How to complete this task - Copy the records below character for character.

(Data excerpts)
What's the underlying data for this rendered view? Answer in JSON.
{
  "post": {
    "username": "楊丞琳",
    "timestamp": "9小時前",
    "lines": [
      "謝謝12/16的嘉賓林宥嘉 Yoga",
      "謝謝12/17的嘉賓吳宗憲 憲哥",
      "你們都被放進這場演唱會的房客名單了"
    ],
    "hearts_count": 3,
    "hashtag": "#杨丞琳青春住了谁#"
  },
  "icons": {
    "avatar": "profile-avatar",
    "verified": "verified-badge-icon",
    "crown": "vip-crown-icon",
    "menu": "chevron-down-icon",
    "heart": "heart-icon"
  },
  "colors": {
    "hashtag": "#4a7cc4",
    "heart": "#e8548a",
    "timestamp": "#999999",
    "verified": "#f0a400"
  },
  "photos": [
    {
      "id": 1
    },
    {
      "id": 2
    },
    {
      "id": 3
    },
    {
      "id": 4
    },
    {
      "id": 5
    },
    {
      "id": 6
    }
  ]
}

Output of the task -
What's the underlying data for this rendered view? Answer in JSON.
{
  "post": {
    "username": "楊丞琳",
    "timestamp": "9小時前",
    "lines": [
      "謝謝12/16的嘉賓林宥嘉 Yoga",
      "謝謝12/17的嘉賓吳宗憲 憲哥",
      "你們都被放進這場演唱會的房客名單了"
    ],
    "hearts_count": 3,
    "hashtag": "#杨丞琳青春住了谁#"
  },
  "icons": {
    "avatar": "profile-avatar",
    "verified": "verified-badge-icon",
    "crown": "vip-crown-icon",
    "menu": "chevron-down-icon",
    "heart": "heart-icon"
  },
  "colors": {
    "hashtag": "#4a7cc4",
    "heart": "#e8548a",
    "timestamp": "#999999",
    "verified": "#f0a400"
  },
  "photos": [
    {
      "id": 1
    },
    {
      "id": 2
    },
    {
      "id": 3
    },
    {
      "id": 4
    },
    {
      "id": 5
    },
    {
      "id": 6
    }
  ]
}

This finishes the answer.